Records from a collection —
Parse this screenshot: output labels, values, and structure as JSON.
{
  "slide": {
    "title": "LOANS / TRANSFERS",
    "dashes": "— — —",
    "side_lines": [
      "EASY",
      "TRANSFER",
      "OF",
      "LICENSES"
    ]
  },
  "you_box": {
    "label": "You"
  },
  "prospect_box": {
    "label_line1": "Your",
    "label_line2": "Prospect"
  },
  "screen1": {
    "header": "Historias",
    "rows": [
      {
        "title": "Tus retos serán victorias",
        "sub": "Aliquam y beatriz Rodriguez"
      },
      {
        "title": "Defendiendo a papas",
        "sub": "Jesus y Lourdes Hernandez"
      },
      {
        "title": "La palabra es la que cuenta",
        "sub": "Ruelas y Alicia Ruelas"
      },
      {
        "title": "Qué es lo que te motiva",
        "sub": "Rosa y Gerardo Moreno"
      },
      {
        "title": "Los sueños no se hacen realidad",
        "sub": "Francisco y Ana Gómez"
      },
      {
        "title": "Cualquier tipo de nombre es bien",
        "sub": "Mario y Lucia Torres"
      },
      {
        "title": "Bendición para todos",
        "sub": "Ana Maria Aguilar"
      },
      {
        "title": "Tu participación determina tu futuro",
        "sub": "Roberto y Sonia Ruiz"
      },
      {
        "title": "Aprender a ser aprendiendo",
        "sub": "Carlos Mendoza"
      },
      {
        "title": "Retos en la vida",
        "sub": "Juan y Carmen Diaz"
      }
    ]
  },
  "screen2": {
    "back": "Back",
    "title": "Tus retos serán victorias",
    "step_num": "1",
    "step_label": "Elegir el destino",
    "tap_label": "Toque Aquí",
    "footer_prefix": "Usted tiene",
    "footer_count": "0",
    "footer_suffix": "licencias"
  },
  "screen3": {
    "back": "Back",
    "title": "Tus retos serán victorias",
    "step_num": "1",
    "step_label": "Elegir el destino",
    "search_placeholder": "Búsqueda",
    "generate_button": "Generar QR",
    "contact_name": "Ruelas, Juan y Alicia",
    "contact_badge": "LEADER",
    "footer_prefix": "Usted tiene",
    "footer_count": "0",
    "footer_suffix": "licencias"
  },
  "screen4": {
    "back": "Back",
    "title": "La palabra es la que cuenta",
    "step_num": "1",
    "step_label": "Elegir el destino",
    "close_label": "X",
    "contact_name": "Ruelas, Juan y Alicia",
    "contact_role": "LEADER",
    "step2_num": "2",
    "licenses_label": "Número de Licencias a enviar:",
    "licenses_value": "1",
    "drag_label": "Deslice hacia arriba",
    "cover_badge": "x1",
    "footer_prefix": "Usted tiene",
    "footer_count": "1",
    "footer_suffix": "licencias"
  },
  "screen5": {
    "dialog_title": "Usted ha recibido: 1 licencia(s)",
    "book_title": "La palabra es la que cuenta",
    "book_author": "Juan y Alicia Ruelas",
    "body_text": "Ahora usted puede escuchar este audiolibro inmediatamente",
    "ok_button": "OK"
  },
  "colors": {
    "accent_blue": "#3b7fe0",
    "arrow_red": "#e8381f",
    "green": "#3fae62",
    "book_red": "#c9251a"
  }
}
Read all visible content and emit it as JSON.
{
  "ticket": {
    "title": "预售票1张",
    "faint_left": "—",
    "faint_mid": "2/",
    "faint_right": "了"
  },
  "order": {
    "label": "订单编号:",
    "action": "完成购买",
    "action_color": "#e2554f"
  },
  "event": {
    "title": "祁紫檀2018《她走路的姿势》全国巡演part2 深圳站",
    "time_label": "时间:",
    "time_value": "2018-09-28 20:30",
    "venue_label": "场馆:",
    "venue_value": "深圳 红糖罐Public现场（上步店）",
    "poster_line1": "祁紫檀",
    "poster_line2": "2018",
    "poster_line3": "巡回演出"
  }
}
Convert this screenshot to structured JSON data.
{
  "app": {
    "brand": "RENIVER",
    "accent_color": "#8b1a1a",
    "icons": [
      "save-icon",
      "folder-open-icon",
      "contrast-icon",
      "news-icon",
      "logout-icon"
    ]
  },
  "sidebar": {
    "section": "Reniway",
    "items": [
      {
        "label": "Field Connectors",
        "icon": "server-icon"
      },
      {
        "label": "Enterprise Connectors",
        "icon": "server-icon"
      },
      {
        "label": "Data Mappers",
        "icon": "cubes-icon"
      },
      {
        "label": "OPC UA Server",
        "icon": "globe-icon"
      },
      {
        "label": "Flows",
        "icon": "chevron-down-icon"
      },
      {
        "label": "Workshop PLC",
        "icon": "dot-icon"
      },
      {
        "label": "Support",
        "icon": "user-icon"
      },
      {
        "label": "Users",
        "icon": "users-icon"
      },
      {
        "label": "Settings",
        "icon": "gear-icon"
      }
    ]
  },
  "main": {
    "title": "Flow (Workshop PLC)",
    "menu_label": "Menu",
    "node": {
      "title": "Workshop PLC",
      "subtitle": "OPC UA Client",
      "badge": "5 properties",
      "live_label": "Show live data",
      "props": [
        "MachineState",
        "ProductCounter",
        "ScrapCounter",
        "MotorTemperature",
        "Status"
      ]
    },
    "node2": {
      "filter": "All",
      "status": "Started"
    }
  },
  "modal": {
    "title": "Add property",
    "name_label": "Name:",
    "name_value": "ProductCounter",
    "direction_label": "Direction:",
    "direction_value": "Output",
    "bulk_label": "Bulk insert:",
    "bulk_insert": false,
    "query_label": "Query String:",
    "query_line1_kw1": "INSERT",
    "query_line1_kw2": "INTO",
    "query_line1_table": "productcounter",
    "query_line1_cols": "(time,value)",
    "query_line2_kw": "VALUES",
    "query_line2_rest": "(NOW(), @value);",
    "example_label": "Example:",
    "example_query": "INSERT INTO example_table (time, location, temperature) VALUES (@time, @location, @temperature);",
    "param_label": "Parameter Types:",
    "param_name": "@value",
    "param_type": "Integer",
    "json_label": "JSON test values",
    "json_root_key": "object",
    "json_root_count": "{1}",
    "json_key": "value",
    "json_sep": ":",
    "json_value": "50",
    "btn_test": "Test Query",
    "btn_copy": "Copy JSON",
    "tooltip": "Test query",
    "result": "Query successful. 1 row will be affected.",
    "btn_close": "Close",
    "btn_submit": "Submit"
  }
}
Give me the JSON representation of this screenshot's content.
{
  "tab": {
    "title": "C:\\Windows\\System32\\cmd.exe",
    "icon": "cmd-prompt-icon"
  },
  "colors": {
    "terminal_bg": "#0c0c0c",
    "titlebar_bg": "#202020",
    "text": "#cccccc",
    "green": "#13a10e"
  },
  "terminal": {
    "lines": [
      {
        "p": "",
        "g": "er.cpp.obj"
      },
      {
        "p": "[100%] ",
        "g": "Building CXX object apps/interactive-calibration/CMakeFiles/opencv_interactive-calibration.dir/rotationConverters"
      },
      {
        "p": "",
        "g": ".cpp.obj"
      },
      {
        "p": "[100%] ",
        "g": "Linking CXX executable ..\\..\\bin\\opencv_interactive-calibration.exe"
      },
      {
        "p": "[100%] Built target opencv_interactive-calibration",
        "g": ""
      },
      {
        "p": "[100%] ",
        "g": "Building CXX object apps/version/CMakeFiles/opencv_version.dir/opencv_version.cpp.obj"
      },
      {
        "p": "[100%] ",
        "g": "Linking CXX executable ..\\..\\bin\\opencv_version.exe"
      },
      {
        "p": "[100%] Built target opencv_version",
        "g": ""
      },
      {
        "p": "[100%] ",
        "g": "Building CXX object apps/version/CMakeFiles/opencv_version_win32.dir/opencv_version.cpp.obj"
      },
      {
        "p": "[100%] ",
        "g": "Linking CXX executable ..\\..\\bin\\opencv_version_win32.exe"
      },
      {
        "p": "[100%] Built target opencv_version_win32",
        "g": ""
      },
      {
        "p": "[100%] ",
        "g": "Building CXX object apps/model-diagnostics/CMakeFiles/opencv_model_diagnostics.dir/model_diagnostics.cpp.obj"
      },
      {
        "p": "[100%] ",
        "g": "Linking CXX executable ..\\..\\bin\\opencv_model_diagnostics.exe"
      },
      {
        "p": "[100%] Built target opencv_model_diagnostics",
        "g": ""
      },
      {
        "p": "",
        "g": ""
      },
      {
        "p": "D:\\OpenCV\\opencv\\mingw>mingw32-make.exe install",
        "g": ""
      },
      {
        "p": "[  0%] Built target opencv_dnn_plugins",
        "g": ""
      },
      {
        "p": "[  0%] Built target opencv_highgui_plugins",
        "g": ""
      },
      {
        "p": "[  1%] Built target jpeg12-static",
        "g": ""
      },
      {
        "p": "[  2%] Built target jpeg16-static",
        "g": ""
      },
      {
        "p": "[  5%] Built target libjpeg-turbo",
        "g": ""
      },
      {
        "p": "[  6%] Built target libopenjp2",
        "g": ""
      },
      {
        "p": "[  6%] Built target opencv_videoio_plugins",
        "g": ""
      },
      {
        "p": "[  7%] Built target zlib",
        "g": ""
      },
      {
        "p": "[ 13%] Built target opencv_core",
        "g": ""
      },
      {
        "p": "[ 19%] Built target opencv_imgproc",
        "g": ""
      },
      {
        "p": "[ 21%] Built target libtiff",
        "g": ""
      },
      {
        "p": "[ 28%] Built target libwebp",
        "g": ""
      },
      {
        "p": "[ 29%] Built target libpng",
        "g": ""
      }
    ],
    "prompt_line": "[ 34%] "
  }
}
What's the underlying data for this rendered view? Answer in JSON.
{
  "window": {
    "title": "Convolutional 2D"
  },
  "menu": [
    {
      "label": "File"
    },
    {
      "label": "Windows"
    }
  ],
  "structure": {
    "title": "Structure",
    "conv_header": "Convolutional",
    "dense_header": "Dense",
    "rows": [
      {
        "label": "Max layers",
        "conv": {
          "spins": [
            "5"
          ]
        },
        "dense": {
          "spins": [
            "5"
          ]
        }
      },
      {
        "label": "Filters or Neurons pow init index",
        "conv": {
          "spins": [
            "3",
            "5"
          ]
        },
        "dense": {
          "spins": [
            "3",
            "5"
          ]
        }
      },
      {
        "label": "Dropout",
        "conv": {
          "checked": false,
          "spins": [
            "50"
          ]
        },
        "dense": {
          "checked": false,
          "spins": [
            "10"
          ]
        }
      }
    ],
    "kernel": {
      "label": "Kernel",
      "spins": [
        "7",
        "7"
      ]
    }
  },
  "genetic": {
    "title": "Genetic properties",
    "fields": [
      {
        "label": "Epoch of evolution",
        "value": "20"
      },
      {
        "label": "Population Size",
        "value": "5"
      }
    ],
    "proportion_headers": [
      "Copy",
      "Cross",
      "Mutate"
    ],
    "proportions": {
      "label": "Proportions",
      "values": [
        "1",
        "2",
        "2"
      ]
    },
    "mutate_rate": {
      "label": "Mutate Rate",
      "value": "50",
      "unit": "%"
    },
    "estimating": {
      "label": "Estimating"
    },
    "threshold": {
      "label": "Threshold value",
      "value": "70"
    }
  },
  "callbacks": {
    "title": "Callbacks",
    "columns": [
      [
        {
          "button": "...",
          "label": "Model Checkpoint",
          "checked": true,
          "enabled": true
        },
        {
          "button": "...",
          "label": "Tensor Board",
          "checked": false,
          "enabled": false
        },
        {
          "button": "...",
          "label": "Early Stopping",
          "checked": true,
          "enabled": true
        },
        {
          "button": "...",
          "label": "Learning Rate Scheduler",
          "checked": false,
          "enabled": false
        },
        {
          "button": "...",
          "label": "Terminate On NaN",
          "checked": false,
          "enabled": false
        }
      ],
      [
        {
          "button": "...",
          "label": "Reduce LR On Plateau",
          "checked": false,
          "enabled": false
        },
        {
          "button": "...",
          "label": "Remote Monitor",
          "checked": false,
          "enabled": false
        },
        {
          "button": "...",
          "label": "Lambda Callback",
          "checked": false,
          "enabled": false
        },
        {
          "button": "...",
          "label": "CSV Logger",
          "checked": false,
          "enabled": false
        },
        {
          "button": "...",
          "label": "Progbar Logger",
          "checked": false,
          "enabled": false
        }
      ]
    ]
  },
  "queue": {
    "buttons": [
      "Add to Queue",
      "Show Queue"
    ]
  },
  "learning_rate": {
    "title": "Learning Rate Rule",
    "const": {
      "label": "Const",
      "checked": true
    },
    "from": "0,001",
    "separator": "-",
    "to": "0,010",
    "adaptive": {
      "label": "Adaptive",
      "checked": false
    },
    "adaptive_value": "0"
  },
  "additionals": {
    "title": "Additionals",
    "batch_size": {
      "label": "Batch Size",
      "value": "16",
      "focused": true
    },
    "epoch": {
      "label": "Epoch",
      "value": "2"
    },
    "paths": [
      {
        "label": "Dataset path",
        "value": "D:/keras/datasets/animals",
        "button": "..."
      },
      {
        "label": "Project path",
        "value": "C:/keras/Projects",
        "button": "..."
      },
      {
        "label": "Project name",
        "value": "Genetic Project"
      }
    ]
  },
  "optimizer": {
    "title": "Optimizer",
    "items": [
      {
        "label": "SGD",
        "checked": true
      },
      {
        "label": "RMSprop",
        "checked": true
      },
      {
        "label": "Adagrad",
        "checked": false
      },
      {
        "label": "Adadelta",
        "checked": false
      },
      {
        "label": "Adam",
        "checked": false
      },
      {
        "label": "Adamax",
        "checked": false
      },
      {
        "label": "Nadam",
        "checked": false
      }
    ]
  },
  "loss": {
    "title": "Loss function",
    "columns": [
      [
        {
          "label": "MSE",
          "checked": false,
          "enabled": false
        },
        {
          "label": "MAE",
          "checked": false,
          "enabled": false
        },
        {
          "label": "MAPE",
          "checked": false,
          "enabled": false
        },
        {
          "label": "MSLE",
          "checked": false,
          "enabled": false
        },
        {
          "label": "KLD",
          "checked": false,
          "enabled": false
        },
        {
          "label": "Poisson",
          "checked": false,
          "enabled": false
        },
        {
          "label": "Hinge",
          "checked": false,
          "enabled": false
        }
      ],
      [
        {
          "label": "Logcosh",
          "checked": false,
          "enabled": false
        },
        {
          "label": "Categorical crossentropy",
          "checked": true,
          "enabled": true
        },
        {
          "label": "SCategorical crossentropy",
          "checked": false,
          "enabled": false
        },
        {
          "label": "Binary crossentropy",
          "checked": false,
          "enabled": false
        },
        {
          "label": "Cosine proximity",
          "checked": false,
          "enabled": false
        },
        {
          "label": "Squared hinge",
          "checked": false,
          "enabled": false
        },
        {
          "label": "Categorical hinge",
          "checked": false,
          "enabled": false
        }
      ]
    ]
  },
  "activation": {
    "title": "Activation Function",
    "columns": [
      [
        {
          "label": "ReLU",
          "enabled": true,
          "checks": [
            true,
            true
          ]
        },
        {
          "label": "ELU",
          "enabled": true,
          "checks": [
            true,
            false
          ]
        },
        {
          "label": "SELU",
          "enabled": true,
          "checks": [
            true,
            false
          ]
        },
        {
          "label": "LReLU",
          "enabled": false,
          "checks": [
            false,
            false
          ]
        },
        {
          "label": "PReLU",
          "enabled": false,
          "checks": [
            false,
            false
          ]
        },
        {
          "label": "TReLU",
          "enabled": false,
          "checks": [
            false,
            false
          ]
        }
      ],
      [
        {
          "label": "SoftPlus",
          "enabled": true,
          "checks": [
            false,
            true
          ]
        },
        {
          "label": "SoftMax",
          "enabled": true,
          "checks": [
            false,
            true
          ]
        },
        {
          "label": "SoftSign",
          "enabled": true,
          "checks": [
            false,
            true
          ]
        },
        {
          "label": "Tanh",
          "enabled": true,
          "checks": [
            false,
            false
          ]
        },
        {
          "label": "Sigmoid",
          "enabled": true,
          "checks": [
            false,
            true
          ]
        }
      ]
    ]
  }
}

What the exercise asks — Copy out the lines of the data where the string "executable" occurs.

Answer to this task —
        "g": "Linking CXX executable ..\\..\\bin\\opencv_interactive-calibration.exe"
        "g": "Linking CXX executable ..\\..\\bin\\opencv_version.exe"
        "g": "Linking CXX executable ..\\..\\bin\\opencv_version_win32.exe"
        "g": "Linking CXX executable ..\\..\\bin\\opencv_model_diagnostics.exe"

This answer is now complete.